I need to design a coaxial balun for 2.4GHz application.

Discussion in 'Wireless & RF Design' started by donut, Dec 5, 2012.

  1. donut

    Thread Starter Member

    May 23, 2012
    I have a test board that has a TI reference design for a Lattice type balun (see attached). The lattice balun on one side is assumed to be matched to the cc2540 at 70 +30j (obtained from TI's spec sheet). And the other side of the lattice balun is assumed to be matched to 50 ohms (obtained from TI's spec sheet).

    What I want to do is measure the impedance of the TI referenced design lattice balun on the differential side for now but the problem is that my VNA does not support differential inputs.

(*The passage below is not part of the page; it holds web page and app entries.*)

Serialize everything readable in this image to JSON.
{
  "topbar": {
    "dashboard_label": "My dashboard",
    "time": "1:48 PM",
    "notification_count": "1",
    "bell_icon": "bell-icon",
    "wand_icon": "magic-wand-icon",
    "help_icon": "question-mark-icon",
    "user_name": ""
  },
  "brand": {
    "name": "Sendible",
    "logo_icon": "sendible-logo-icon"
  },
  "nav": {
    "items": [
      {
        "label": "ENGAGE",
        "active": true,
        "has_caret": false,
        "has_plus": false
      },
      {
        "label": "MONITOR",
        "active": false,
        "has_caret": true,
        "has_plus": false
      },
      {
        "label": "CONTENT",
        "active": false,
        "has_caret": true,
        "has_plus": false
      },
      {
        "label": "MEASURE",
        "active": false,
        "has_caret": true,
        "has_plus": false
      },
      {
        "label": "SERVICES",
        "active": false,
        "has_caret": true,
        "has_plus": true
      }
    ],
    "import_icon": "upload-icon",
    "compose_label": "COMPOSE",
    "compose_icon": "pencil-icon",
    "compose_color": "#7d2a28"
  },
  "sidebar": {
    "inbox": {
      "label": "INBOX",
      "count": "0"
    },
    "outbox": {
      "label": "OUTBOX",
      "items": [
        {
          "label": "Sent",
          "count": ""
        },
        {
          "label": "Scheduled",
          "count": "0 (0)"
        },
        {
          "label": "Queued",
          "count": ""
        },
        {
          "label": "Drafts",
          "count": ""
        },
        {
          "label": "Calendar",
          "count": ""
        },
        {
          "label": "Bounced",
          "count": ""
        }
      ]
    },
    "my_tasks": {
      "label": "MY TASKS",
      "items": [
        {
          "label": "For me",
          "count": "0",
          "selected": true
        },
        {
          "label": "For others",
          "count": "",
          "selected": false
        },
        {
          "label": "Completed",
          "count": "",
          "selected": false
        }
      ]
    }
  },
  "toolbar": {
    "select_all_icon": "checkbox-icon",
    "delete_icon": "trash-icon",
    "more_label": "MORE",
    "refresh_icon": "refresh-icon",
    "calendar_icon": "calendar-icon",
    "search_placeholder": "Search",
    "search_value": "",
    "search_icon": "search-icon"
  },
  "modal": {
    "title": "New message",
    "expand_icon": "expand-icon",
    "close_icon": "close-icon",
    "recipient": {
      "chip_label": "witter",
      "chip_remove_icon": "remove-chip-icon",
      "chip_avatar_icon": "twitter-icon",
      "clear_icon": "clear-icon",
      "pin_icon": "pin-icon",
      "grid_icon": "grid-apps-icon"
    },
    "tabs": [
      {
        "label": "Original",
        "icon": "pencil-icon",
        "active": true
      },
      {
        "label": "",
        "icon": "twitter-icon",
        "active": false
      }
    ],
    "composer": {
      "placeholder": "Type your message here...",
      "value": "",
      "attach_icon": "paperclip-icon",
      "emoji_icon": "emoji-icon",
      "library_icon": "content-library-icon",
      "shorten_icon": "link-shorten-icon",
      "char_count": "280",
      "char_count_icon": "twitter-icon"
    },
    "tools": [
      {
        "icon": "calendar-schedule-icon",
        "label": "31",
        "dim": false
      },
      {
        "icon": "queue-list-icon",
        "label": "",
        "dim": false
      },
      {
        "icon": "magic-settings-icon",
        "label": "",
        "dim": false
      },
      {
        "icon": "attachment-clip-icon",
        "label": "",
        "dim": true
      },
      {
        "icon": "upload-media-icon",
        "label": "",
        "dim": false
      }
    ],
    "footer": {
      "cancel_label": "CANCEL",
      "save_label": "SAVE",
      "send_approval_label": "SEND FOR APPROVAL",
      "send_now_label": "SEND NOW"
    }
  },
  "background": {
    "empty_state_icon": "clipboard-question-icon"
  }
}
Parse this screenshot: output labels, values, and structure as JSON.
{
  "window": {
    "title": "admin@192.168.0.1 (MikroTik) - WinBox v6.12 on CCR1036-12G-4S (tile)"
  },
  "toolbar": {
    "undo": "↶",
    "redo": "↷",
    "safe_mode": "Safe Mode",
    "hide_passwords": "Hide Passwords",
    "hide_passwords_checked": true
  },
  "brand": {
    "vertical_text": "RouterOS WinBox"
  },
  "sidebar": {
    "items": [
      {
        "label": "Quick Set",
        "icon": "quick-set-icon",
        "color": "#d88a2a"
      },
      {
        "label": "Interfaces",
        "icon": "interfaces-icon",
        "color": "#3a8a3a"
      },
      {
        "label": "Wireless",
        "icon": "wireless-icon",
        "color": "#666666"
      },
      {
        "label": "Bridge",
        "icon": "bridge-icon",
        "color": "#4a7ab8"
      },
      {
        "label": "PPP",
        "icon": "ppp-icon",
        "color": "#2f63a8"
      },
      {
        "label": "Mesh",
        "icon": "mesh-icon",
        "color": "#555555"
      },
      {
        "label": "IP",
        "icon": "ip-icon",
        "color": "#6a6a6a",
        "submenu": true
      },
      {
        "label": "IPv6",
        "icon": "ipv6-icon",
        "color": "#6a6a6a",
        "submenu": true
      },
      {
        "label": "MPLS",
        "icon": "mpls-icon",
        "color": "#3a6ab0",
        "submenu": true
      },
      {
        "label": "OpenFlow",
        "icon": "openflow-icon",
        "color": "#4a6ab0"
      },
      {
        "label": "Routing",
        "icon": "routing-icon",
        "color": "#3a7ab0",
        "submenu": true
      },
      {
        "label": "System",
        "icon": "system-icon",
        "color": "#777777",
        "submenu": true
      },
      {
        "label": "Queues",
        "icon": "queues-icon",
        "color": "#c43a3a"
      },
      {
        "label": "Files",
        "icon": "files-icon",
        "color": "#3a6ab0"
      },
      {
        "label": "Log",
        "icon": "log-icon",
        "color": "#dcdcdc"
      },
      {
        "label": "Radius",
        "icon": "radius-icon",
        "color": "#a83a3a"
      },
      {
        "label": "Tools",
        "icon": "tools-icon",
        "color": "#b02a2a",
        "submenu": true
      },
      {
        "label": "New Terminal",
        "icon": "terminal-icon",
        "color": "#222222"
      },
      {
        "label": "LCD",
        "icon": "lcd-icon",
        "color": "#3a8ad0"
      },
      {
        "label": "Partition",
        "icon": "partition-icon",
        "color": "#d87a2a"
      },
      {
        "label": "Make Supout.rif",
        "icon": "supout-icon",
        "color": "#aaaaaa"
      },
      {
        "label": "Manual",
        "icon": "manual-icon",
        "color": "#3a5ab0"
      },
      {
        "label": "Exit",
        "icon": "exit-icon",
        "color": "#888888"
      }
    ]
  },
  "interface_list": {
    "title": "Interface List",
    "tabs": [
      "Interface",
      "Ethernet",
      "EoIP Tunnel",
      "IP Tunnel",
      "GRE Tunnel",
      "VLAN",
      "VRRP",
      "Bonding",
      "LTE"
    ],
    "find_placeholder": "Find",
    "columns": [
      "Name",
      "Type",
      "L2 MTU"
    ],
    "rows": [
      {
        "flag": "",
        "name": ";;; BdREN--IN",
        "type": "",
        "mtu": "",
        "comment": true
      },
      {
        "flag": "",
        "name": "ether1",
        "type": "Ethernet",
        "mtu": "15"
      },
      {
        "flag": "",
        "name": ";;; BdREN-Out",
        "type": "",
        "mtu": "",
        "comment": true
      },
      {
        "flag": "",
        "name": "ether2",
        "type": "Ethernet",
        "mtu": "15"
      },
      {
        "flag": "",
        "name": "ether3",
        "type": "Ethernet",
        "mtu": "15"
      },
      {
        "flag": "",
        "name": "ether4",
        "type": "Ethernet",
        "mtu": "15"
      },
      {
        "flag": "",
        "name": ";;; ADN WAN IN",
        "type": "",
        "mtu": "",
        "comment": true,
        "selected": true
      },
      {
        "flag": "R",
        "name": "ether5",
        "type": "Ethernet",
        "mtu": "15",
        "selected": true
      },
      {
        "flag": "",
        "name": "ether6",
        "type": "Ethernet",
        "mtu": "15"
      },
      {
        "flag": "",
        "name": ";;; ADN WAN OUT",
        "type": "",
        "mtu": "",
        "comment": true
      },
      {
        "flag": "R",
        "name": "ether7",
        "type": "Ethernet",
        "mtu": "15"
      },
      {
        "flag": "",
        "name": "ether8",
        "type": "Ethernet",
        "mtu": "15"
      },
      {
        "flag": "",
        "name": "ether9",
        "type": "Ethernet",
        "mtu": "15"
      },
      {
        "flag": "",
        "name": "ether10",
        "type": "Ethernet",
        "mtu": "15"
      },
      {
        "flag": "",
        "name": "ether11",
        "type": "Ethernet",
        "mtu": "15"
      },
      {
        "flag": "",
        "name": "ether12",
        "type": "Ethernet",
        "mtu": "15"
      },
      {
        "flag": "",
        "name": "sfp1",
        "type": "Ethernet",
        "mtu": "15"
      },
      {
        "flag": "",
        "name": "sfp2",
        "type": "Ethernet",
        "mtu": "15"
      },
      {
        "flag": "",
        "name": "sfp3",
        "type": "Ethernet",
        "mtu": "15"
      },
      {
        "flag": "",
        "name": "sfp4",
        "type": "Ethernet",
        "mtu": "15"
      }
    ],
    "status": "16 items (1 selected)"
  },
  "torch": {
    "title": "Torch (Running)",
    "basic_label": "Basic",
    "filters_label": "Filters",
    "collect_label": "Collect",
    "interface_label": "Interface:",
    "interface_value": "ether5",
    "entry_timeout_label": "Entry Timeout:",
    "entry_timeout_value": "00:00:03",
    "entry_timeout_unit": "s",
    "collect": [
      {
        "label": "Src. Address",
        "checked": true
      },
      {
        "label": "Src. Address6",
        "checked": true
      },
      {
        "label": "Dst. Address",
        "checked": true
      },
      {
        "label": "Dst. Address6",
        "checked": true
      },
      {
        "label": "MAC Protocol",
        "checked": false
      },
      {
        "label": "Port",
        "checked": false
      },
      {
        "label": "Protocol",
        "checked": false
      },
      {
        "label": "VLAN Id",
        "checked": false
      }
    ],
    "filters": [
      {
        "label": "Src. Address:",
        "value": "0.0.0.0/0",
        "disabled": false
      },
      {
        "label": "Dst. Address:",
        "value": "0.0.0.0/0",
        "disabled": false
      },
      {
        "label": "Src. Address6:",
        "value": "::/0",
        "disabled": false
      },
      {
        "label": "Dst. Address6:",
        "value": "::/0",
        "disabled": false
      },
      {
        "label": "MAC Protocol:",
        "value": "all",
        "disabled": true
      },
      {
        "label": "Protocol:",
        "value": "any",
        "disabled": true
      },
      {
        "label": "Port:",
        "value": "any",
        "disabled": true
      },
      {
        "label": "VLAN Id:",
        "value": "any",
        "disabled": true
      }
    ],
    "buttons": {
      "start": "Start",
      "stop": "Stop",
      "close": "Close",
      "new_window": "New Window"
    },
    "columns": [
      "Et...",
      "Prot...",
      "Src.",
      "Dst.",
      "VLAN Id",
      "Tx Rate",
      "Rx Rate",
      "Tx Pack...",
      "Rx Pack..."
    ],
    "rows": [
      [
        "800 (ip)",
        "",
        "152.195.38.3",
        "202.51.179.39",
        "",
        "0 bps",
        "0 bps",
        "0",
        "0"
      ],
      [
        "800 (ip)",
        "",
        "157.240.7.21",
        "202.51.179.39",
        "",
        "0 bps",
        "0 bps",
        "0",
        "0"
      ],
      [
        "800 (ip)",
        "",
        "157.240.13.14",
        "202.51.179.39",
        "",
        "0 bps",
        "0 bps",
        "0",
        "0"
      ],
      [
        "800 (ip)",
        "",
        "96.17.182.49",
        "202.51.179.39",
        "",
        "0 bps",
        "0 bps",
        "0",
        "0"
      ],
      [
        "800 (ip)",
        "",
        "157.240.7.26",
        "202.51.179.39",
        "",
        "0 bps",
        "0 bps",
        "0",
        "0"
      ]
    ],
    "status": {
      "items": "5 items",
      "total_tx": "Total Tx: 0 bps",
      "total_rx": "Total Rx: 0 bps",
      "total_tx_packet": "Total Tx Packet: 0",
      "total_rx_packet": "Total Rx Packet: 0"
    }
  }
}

    Since my VNA does not support differential inputs I need to make a coaxial balun that allows me to connect the differential side of the TI reference design lattice balun that exist on my test board.

    So my questions are:

    1) How do I design a coaxial balun for 2.4GHz applications? Any notes, application notes, white papers, links, calculators available that are good resources that can help me with this design?

    2) Will the coaxial balun convert from differential to single ended without changing the assumed differential impedance of 70+30j? Or will the coaxial balun change my impedance on the differential side from 70+30j to 50 ohms?

    3) Is it feasible/possible to connect my TI reference design test board that has the Lattice type balun on it to my vna through the coax balun without changing the assumed impedance of 70+30j?

    4) Is my approach ok?
    Last edited: Dec 5, 2012
  2. Adalberto Amorim FH

    New Member

    Mar 11, 2015
    hello there... do you still remeber of this project?? i don´t have the answer for your question, but have you noticed that one of the legs of the lattice balun does not match? i know that they must be equal values for phase goal, but i can´t understand
    how they use it , the second leg will not match, at least is what i found... using 35+15j you can just match one leg if you use same values for cap and inductor using smith chart. can you give me any tip?
  3. Papabravo


    Feb 24, 2006
    It has been six months since the OP(Original Poster) has logged in. I would not hold out much hope of a reply.